“It was so exciting, but it is also a little bittersweet because we’ve enjoyed working on these projects all these months,” student Katie Bird said.

Bird and Devon Vanderwall were among 10 finalists today preparing a dish for judges including Jessica Watkins, the fifth Black woman to travel into space, and the first to join a space station expedition. She recently completed a six-month stay on the space station.

Students Abby Tichelaar and Cole Herring on Wednesday pitched their edible packaging plan to NASA experts including astronaut Victor J. Glover. He recently served as pilot and second-in-command on the Crew-1 SpaceX Crew Dragon, named Resilience, and served as flight engineer on the International Space Station for Expedition 64.

The GRCC Raider Fuel NASA HUNCH teams are working under the direction of the Secchia Institute for Culinary Education, with Dr. Werner Absenger, Secchia’s program director, and Chef Jennifer Struik serving as coaches.

The Secchia Institute is partnering with the Ottawa Area Intermediate School District’s Careerline Tech Center for the culinary competition.

This year’s theme was hearty ethnic soups or stews, and the GRCC team prepared Austrian style steak soup, following strict dietary guidelines. Students closely watched levels of sodium, fat, saturated fat and looked for higher levels of fiber. Students wanted to create a meal that was flavorful, but would not create difficulties for astronauts in space.

“We learned how to be adaptable,” said Bird, who has been working on the project since September. “You have to be ready for just about anything that could happen.

The second team, through a middle college partnership with the Kent Intermediate School District’s Launch U program, was among five finalists in the Health and Biomedical Science category.
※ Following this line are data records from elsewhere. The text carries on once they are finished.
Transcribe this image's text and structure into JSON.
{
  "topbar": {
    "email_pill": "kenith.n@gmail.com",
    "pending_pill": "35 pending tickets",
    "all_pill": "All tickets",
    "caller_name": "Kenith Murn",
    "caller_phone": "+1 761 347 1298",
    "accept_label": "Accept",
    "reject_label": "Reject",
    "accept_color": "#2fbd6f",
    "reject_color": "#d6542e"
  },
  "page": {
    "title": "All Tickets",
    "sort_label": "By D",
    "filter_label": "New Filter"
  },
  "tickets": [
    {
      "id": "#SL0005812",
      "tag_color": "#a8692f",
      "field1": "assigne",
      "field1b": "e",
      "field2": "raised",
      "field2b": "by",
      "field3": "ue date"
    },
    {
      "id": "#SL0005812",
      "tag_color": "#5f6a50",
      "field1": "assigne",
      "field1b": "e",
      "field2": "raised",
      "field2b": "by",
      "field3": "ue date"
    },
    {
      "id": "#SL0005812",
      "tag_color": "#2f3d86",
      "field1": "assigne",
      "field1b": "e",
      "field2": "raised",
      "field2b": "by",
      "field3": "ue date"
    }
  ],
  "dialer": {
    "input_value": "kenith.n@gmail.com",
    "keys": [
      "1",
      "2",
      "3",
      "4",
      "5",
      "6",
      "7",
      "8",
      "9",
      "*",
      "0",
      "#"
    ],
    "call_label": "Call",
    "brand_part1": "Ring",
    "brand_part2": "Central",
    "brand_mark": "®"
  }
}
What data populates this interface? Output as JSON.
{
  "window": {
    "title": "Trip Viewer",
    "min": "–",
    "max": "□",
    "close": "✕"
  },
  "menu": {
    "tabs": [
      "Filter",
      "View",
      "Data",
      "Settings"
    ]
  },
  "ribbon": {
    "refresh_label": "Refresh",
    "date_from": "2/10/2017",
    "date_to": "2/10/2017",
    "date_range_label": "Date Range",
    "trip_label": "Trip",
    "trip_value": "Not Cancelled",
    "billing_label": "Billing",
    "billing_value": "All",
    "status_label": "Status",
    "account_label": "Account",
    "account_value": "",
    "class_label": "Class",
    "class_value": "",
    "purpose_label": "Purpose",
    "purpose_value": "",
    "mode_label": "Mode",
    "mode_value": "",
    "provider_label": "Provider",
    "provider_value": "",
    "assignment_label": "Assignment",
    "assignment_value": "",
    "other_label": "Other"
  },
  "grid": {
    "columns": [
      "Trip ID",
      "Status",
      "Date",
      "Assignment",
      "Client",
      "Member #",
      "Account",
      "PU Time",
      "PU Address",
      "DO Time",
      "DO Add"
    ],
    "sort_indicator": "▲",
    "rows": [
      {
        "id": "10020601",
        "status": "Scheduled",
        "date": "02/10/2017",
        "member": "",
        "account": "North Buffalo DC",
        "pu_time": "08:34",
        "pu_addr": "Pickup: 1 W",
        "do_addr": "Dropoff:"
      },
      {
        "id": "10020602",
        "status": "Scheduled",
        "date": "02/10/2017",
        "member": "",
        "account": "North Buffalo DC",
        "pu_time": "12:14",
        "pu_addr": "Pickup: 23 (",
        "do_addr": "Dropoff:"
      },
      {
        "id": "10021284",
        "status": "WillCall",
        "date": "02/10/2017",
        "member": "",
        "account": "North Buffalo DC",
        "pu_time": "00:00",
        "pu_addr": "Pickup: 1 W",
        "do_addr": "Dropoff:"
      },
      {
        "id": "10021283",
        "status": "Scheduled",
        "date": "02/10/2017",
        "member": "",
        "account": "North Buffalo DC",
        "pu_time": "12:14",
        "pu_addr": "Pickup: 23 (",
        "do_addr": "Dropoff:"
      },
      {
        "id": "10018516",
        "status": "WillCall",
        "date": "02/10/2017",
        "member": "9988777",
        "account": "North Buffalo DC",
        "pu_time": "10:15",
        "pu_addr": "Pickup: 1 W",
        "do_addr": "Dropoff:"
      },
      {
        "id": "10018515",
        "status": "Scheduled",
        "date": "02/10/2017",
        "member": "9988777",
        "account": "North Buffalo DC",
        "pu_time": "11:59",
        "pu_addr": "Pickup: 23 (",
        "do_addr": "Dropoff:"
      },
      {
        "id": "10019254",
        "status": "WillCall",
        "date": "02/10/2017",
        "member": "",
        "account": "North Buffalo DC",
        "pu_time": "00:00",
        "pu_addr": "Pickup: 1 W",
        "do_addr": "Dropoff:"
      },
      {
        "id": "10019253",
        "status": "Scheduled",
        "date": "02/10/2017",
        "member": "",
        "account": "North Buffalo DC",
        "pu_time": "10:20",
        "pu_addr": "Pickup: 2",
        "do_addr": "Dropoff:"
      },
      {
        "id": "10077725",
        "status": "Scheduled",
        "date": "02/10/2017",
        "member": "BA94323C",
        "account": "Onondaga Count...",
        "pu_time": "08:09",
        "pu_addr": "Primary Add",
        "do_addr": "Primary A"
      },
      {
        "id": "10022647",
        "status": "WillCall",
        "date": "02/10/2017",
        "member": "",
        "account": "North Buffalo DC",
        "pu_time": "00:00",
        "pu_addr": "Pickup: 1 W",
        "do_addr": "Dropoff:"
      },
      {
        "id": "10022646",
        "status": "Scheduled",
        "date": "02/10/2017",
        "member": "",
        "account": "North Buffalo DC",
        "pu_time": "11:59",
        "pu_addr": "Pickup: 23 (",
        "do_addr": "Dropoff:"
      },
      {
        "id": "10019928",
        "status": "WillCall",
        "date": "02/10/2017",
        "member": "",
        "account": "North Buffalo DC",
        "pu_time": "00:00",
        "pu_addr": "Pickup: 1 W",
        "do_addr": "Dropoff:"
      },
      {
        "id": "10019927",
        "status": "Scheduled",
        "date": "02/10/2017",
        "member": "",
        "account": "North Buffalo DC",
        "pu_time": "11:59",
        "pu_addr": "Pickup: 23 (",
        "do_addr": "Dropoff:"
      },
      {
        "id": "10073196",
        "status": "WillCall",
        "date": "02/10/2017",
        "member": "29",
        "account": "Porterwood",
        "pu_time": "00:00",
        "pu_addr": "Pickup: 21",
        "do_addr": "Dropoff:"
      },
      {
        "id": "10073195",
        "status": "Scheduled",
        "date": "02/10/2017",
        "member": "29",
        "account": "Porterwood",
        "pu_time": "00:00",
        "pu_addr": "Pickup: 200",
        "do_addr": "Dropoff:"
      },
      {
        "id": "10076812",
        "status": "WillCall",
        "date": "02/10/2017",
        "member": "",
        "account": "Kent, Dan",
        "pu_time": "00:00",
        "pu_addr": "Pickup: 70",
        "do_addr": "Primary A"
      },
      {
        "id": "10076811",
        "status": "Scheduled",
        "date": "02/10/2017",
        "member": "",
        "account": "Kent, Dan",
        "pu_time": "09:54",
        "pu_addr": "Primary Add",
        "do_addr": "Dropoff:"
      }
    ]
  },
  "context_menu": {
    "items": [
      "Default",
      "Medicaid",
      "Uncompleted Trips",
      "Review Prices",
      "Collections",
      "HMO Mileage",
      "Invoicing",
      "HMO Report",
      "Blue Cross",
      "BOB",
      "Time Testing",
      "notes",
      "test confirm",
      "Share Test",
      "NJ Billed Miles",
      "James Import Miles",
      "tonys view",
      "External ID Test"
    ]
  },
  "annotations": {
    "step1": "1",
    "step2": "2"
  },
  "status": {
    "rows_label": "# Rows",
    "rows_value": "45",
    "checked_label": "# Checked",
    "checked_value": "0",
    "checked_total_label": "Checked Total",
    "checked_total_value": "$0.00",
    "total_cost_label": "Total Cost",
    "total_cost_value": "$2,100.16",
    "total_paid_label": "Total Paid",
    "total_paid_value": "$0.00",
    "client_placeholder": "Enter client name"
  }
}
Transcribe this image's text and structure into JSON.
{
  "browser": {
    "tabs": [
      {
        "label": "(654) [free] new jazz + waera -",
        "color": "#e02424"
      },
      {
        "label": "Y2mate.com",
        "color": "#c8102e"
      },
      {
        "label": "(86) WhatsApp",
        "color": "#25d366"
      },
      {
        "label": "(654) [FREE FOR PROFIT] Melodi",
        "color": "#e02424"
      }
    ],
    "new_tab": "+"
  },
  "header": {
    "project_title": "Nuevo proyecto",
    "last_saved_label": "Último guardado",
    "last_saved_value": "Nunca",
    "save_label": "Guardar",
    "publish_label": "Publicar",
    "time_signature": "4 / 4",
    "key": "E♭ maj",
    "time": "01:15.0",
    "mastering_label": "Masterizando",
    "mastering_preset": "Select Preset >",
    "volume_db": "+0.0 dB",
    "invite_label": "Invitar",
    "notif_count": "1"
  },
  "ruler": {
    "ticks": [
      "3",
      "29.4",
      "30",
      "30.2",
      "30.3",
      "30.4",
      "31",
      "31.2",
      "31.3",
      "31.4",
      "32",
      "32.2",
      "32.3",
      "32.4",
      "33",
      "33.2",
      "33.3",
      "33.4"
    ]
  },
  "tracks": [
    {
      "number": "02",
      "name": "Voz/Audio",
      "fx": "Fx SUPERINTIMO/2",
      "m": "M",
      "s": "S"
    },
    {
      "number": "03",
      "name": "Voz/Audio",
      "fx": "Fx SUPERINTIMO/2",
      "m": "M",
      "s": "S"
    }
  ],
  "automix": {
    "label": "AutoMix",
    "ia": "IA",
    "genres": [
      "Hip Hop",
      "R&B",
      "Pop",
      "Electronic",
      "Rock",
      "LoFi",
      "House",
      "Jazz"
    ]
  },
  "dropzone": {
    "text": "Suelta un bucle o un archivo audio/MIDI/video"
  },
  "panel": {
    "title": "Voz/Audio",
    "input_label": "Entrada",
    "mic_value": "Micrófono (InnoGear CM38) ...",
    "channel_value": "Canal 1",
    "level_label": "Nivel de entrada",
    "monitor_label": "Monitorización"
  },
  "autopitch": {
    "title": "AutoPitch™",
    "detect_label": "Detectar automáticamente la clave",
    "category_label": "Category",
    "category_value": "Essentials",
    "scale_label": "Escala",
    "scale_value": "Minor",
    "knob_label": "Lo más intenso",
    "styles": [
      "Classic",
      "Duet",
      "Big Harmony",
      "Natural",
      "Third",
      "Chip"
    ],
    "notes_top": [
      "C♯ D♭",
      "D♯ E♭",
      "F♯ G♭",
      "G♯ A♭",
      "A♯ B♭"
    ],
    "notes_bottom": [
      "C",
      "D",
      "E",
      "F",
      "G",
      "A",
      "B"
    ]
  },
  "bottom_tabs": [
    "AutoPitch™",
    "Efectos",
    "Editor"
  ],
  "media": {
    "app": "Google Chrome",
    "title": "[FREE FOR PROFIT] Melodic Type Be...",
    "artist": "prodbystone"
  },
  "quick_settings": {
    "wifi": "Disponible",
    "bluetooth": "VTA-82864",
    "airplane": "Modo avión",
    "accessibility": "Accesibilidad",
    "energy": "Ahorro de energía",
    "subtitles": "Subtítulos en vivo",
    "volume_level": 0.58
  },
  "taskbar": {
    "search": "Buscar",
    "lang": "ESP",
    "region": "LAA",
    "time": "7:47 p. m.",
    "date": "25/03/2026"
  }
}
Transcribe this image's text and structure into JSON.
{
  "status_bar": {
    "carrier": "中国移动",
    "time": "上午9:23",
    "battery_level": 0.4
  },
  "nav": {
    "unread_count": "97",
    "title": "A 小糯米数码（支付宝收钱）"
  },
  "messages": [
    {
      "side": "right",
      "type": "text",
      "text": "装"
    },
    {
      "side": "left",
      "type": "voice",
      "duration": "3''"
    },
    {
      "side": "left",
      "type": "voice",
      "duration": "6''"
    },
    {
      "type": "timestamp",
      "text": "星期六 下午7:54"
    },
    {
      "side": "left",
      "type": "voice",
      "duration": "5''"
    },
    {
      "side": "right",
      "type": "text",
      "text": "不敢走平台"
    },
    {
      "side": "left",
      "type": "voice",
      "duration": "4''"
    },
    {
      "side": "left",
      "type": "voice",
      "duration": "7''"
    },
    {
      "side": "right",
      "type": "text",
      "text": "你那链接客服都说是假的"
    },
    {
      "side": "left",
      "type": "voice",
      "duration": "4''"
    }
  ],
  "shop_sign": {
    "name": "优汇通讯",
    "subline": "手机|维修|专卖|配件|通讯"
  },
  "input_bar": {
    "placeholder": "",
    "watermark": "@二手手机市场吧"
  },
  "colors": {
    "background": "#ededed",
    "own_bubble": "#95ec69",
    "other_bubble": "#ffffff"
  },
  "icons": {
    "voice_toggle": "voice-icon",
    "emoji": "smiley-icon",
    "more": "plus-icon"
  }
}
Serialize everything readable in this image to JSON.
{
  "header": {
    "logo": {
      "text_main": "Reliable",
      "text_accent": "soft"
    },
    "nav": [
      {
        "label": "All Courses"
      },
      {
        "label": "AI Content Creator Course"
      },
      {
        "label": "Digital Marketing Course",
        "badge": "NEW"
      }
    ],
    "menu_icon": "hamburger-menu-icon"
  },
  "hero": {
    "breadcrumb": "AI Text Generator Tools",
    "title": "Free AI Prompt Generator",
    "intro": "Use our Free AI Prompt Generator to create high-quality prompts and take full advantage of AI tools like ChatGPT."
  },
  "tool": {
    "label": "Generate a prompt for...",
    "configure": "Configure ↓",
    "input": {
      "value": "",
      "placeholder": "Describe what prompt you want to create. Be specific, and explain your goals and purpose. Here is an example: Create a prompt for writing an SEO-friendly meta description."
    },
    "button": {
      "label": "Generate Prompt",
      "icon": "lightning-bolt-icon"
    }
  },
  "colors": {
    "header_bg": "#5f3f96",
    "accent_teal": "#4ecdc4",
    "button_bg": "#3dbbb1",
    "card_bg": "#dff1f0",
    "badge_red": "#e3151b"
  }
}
Thursday’s competition took place in the space center’s Food Lab, with all 10 teams preparing dishes as judges, guests and even celebrity chef Joshua Weissman peeking over their shoulders and conducting interviews.

Tichelaar and Herring are mechanical design students and devised edible cargo boxes in an interdisciplinary project with a goal of eliminating waste on missions, where space on aircraft is at a premium.

Their edible cargo transfer boxes hold nutrition bars, and at the end of its life cycle upcycled into an edible solution, such as gummy bears, recycled, or downcycled into plastic components.

Vanderwall said the experience opened his eyes to the wide variety of careers within the culinary world.

“There are so many ways you can go and things you can do in this field,” he said.

Students said they had some time to explore the space center, learning about the Apollo missions and Mars expeditions.

The competition was intense, but students said they had some time to meet some of the other teams from around the country.

“We swapped samples,” Wanderwall said. “I liked ours better.”